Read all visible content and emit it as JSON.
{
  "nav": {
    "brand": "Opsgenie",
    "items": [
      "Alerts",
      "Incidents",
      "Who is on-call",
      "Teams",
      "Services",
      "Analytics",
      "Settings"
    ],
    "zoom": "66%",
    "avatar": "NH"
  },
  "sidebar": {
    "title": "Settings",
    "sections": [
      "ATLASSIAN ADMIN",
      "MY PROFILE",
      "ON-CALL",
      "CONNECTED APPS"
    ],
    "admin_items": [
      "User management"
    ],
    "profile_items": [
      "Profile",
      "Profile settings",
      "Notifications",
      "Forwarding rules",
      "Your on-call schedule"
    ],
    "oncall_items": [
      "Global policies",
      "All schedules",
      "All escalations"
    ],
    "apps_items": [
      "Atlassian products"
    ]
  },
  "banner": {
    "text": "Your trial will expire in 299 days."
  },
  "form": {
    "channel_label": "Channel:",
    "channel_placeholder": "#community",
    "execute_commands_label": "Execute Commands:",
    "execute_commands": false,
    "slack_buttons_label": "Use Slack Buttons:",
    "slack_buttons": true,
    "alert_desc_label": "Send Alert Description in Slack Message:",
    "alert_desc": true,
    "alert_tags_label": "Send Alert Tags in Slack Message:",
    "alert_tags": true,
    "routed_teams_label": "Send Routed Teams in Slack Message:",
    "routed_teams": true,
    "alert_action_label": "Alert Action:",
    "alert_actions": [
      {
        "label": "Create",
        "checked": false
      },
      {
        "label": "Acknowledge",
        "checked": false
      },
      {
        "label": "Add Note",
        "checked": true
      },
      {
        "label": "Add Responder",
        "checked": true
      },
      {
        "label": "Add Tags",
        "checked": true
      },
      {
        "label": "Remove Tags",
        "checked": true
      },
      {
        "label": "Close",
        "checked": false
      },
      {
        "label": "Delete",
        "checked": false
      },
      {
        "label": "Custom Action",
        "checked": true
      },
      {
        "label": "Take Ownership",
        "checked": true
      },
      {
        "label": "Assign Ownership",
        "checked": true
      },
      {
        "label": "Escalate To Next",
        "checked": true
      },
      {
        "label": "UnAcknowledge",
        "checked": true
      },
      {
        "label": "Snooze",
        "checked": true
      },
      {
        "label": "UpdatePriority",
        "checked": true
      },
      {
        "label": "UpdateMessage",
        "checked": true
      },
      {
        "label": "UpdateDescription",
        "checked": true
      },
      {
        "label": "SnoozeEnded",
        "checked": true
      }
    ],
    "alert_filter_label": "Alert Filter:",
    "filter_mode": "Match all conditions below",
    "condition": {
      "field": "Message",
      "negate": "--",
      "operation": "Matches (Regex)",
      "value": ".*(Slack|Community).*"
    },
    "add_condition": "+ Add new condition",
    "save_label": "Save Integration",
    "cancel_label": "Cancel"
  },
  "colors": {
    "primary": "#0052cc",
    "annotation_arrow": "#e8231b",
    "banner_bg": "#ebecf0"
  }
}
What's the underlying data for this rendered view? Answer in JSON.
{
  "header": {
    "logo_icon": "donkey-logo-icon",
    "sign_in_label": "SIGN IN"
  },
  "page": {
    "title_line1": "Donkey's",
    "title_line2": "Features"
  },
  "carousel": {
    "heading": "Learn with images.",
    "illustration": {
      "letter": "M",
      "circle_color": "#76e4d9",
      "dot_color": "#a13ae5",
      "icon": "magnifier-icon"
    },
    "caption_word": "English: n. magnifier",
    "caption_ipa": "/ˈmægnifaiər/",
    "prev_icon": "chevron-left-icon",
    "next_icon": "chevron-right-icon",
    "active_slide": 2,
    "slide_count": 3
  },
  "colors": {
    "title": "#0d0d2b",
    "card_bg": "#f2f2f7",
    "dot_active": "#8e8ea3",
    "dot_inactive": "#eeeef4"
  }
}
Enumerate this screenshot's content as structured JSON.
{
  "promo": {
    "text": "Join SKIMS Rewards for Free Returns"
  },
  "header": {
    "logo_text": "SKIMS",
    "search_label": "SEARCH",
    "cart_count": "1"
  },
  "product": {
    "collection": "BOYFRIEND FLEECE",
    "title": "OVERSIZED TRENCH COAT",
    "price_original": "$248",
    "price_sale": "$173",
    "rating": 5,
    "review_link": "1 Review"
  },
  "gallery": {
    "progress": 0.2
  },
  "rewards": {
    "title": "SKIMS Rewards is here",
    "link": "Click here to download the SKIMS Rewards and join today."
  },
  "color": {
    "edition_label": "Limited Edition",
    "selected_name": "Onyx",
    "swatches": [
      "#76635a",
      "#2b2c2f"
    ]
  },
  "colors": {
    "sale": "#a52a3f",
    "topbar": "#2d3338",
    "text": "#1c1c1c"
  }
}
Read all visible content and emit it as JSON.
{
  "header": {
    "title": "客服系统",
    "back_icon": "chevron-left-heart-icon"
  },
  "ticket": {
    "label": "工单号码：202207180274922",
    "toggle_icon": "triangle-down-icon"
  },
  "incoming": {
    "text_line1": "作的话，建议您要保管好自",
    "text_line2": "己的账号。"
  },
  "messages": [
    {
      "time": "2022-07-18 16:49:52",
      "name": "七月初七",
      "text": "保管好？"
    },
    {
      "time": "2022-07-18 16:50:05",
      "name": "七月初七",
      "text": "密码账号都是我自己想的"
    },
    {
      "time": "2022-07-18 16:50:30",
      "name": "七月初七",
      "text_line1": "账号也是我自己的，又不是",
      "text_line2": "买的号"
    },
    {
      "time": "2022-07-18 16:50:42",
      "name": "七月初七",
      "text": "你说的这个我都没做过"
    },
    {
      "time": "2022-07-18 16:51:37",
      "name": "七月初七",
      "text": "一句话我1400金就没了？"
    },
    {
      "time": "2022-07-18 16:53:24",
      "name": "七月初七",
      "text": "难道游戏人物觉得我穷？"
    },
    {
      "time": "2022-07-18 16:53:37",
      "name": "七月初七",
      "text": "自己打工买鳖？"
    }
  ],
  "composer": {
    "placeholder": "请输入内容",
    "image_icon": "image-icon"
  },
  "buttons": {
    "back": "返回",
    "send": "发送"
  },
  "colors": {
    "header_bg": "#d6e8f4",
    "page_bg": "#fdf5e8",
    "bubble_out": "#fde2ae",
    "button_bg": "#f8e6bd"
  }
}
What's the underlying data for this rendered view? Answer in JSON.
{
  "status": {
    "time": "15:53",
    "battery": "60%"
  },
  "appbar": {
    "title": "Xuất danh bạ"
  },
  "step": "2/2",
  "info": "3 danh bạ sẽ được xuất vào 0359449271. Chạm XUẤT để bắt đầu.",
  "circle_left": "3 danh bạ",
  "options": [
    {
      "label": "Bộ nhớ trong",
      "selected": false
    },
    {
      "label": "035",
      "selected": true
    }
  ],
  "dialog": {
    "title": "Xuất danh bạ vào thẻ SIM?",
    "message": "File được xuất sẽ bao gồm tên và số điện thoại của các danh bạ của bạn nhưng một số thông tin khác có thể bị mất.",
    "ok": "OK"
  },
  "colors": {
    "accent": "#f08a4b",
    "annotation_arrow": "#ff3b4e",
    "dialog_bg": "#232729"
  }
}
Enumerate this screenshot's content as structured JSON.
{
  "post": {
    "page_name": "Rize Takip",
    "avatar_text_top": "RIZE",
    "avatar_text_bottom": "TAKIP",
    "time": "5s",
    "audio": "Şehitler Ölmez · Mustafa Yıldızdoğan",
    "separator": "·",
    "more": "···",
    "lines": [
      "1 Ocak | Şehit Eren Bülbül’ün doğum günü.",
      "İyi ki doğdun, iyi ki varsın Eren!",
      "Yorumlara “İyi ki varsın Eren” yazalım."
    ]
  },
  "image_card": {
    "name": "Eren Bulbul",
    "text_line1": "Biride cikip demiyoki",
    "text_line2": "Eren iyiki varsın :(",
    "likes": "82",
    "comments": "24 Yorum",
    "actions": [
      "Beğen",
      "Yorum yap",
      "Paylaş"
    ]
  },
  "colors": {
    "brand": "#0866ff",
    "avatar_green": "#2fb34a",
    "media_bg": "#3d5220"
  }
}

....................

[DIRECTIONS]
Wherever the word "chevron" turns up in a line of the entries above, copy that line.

[SOLUTION FOR THIS EXERCISE]
    "prev_icon": "chevron-left-icon",
    "next_icon": "chevron-right-icon",
    "back_icon": "chevron-left-heart-icon"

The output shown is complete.